China will probably find a way to circumvent the sanctions and buy Iranian oil anyway.  They're selling oil to North Korea despite a ban on such sales, so sanctions don't appear to phase them much.

It will take a few months for the sanctions to bite, but once they do, Iran will be hurting.  Their oil is a primary means of obtaining foreign currency, which the regime uses to buy luxury goods for the elites from the west, including top commanders in the Revolutionary Guards and military.  You can imagine them not being pleased to have that pipeline cut off.

Another turn of the screw on the Iranian terrorist regime will really hit the mullahs where they live.

Last week, the U.S. designated Iran's Revolutionary Guard Corps a terrorist organization.  Now the AP has learned that Secretary of State Mike Pompeo will announce that the U.S. will no longer issue sanctions waivers to nations buying Iranian oil — including three close U.S. allies.

The Trump administration is poised to tell five nations, including allies Japan, South Korea and Turkey, that they will no longer be exempt from U.S. sanctions if they continue to import oil from Iran, officials said Sunday.

Secretary of State Mike Pompeo plans to announce on Monday that the administration will not renew sanctions waivers for the five countries when they expire on May 2, three U.S. officials said.  The others are China and India.

It was not immediately clear if any of the five would be given additional time to wind down their purchases or if they would be subject to U.S. sanctions on May 3 if they do not immediately halt imports of Iranian oil.

It's probable some of those contracts with Iran would run for a few more months.  The U.S. is not likely to demand an immediate halt to these nations buying Iranian oil, but the grace period will probably be short.

The administration granted eight oil sanctions waivers when it re-imposed sanctions on Iran after Trump pulled the U.S. out of the landmark 2015 nuclear deal.  They were granted in part to give those countries more time to find alternate energy sources but also to prevent a shock to global oil markets from the sudden removal of Iranian crude.

U.S. officials now say they do not expect any significant reduction in the supply of oil given production increases by other countries, including the U.S. itself and Saudi Arabia.

Since November, three of the eight — Italy, Greece and Taiwan — have stopped importing oil from Iran.  The other five, however, have not, and have lobbied for their waivers to be extended.

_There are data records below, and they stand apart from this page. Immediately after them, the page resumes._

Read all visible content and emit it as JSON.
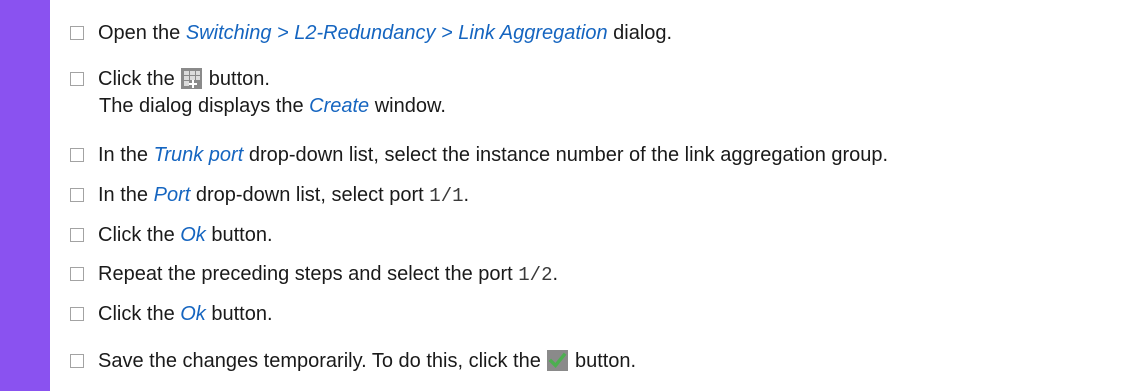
{
  "steps": [
    {
      "pre": "Open the ",
      "link": "Switching > L2-Redundancy > Link Aggregation",
      "post": " dialog."
    },
    {
      "pre": "Click the ",
      "icon": "create-table-icon",
      "post": " button.",
      "sub_pre": "The dialog displays the ",
      "sub_link": "Create",
      "sub_post": " window."
    },
    {
      "pre": "In the ",
      "link": "Trunk port",
      "post": " drop-down list, select the instance number of the link aggregation group."
    },
    {
      "pre": "In the ",
      "link": "Port",
      "mid": " drop-down list, select port ",
      "code": "1/1",
      "post": "."
    },
    {
      "pre": "Click the ",
      "link": "Ok",
      "post": " button."
    },
    {
      "pre": "Repeat the preceding steps and select the port ",
      "code": "1/2",
      "post": "."
    },
    {
      "pre": "Click the ",
      "link": "Ok",
      "post": " button."
    },
    {
      "pre": "Save the changes temporarily. To do this, click the ",
      "icon": "checkmark-icon",
      "post": " button."
    }
  ],
  "colors": {
    "accent_bar": "#8a52f0",
    "link": "#1565c0",
    "check_green": "#4caf50"
  }
}
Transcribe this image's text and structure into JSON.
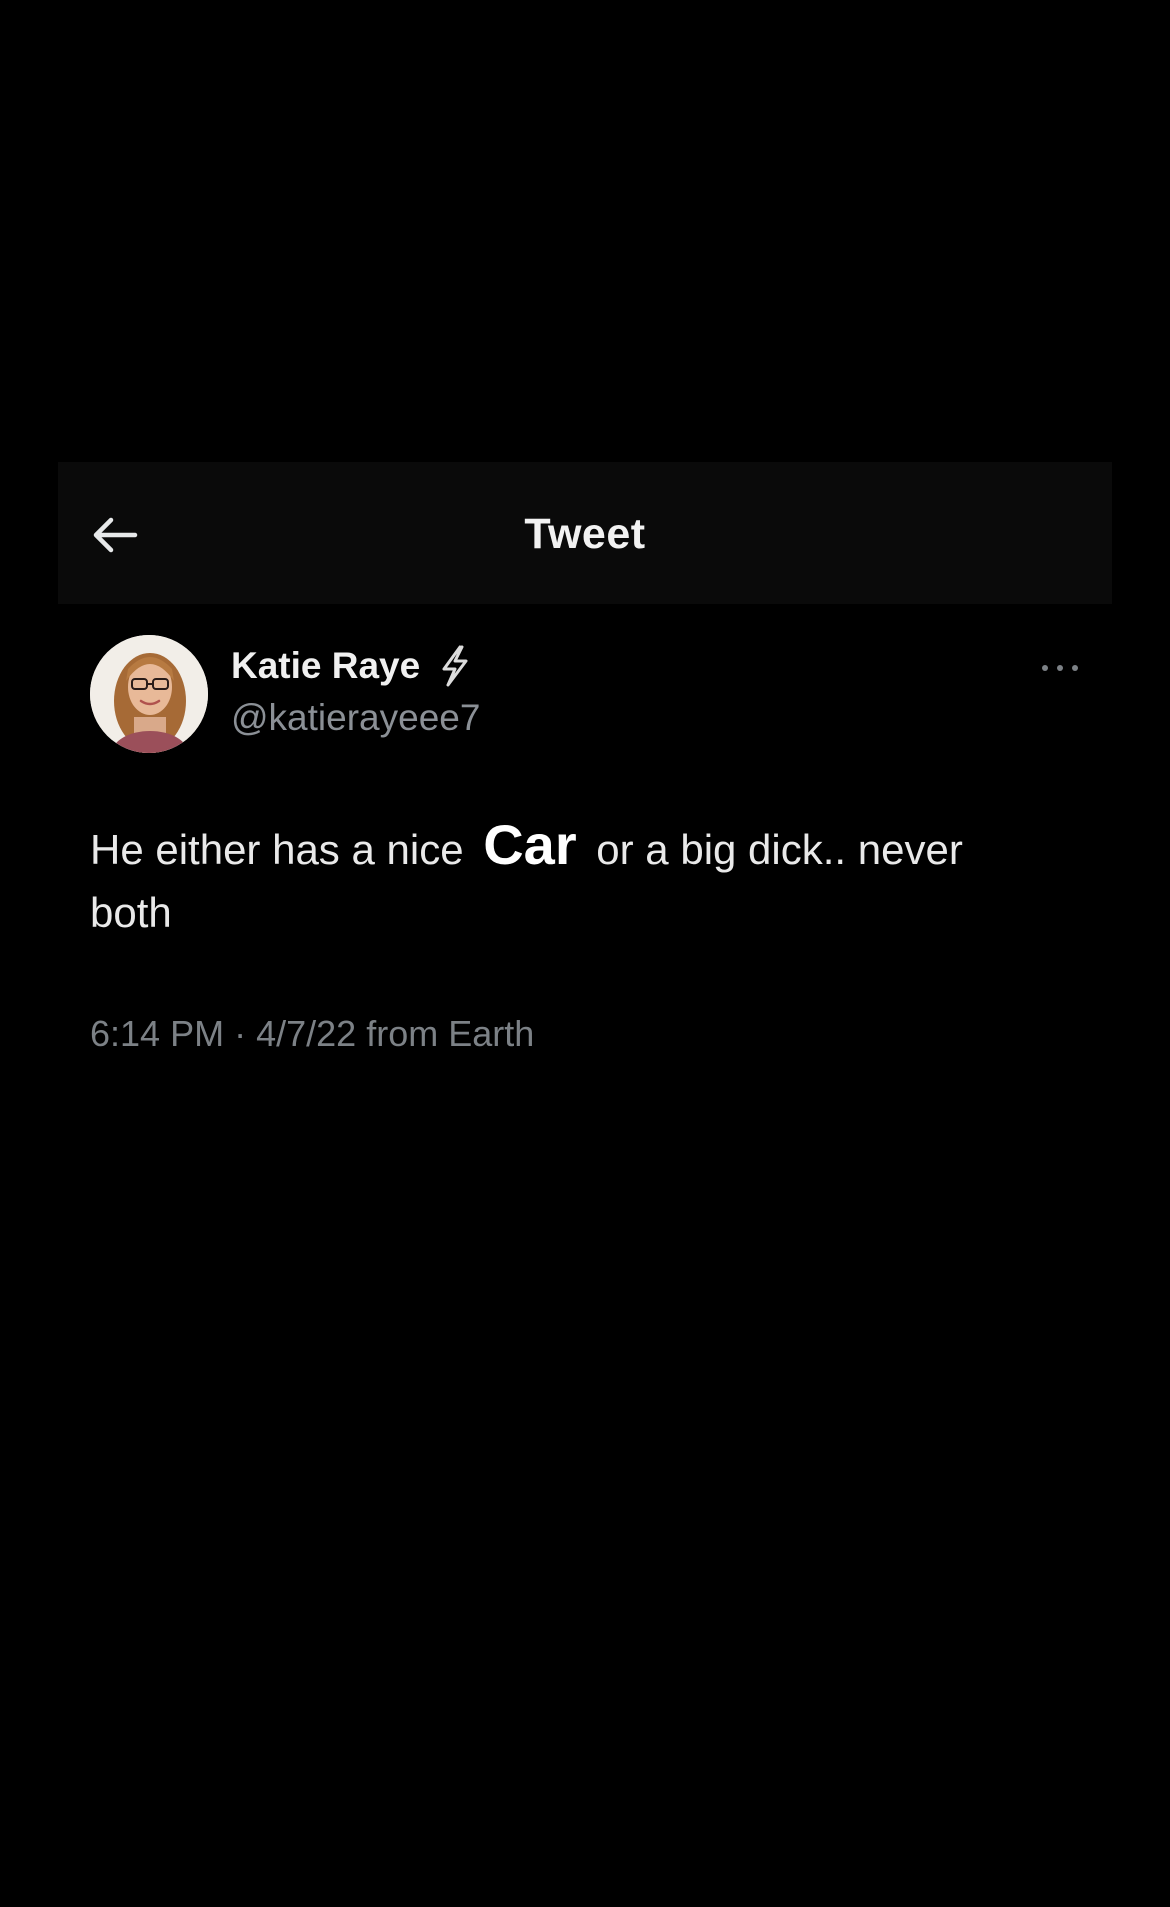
{
  "header": {
    "title": "Tweet",
    "back_icon": "arrow-left-icon"
  },
  "tweet": {
    "author": {
      "name": "Katie Raye",
      "badge_icon": "lightning-bolt-icon",
      "handle": "@katierayeee7"
    },
    "more_icon": "ellipsis-icon",
    "text": {
      "before": "He either has a nice",
      "emphasis": "Car",
      "after": "or a big dick.. never both"
    },
    "time": "6:14 PM",
    "separator": "·",
    "date": "4/7/22",
    "source": "from Earth"
  },
  "colors": {
    "background": "#000000",
    "header_background": "#0a0a0a",
    "primary_text": "#e7e9ea",
    "secondary_text": "#8b9096",
    "bolt": "#dcdcdc"
  }
}
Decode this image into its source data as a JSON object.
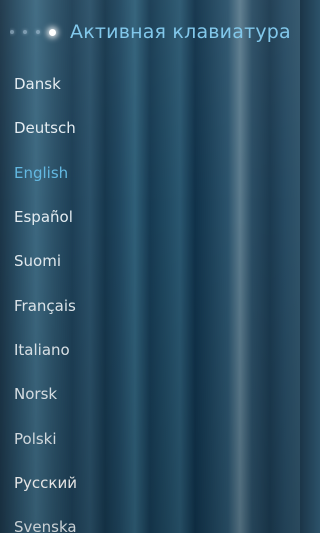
{
  "header": {
    "title": "Активная клавиатура",
    "page_indicator": {
      "total": 4,
      "current": 4
    }
  },
  "languages": [
    {
      "label": "Dansk"
    },
    {
      "label": "Deutsch"
    },
    {
      "label": "English",
      "selected": true
    },
    {
      "label": "Español"
    },
    {
      "label": "Suomi"
    },
    {
      "label": "Français"
    },
    {
      "label": "Italiano"
    },
    {
      "label": "Norsk"
    },
    {
      "label": "Polski"
    },
    {
      "label": "Русский"
    },
    {
      "label": "Svenska"
    }
  ],
  "colors": {
    "accent": "#7ec6ea",
    "selected_text": "#62b8e2",
    "text": "#e4ecf1"
  }
}
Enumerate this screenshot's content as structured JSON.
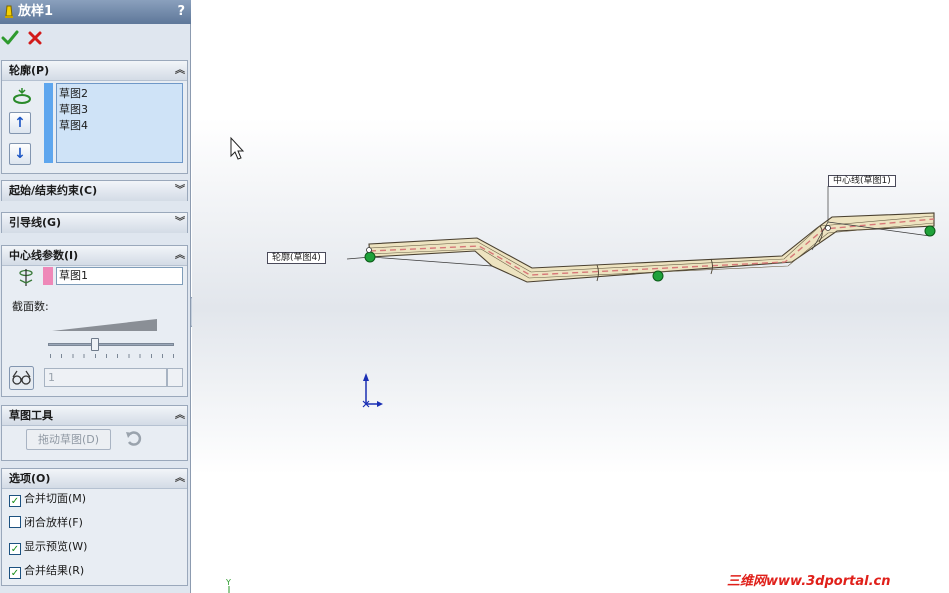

NATO ally Turkey has made perhaps the most public case for an extension, with senior officials telling their U.S. counterparts that Iranian oil is critical to meeting their country's energy needs.  They have also made the case that as a neighbor of Iran, Turkey cannot be expected to completely close its economy to Iranian goods.

Why shouldn't we expect Turkey to close its economy to Iranian goods?  Erdoğan wants an easy way out, and he's not going to get it. 

China will probably find a way to circumvent the sanctions and buy Iranian oil anyway.  They're selling oil to North Korea despite a ban on such sales, so sanctions don't appear to phase them much.

It will take a few months for the sanctions to bite, but once they do, Iran will be hurting.  Their oil is a primary means of obtaining foreign currency, which the regime uses to buy luxury goods for the elites from the west, including top commanders in the Revolutionary Guards and military.  You can imagine them not being pleased to have that pipeline cut off.